- _Data shown_:

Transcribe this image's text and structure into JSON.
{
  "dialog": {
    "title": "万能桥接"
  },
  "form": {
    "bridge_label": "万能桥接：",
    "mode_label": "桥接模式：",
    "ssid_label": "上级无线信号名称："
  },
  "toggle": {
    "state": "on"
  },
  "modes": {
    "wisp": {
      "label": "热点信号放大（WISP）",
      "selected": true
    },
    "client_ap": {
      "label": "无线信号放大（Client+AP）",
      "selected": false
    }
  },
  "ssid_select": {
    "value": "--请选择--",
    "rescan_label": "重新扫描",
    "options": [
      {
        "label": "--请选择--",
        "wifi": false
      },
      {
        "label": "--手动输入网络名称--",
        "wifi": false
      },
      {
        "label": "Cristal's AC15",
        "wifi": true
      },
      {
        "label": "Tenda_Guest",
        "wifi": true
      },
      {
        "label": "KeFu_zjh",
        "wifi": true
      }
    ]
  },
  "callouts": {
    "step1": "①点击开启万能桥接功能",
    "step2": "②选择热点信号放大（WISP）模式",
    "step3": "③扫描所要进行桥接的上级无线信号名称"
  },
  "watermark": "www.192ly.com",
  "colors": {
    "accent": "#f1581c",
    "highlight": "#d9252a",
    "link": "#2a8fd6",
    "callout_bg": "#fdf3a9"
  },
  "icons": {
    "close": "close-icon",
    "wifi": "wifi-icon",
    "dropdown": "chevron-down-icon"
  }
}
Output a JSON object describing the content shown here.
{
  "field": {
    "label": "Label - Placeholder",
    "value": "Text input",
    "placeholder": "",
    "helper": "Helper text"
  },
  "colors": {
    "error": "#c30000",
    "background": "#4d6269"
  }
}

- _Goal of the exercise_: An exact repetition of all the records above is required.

- _Output_:
Transcribe this image's text and structure into JSON.
{
  "dialog": {
    "title": "万能桥接"
  },
  "form": {
    "bridge_label": "万能桥接：",
    "mode_label": "桥接模式：",
    "ssid_label": "上级无线信号名称："
  },
  "toggle": {
    "state": "on"
  },
  "modes": {
    "wisp": {
      "label": "热点信号放大（WISP）",
      "selected": true
    },
    "client_ap": {
      "label": "无线信号放大（Client+AP）",
      "selected": false
    }
  },
  "ssid_select": {
    "value": "--请选择--",
    "rescan_label": "重新扫描",
    "options": [
      {
        "label": "--请选择--",
        "wifi": false
      },
      {
        "label": "--手动输入网络名称--",
        "wifi": false
      },
      {
        "label": "Cristal's AC15",
        "wifi": true
      },
      {
        "label": "Tenda_Guest",
        "wifi": true
      },
      {
        "label": "KeFu_zjh",
        "wifi": true
      }
    ]
  },
  "callouts": {
    "step1": "①点击开启万能桥接功能",
    "step2": "②选择热点信号放大（WISP）模式",
    "step3": "③扫描所要进行桥接的上级无线信号名称"
  },
  "watermark": "www.192ly.com",
  "colors": {
    "accent": "#f1581c",
    "highlight": "#d9252a",
    "link": "#2a8fd6",
    "callout_bg": "#fdf3a9"
  },
  "icons": {
    "close": "close-icon",
    "wifi": "wifi-icon",
    "dropdown": "chevron-down-icon"
  }
}
Output a JSON object describing the content shown here.
{
  "field": {
    "label": "Label - Placeholder",
    "value": "Text input",
    "placeholder": "",
    "helper": "Helper text"
  },
  "colors": {
    "error": "#c30000",
    "background": "#4d6269"
  }
}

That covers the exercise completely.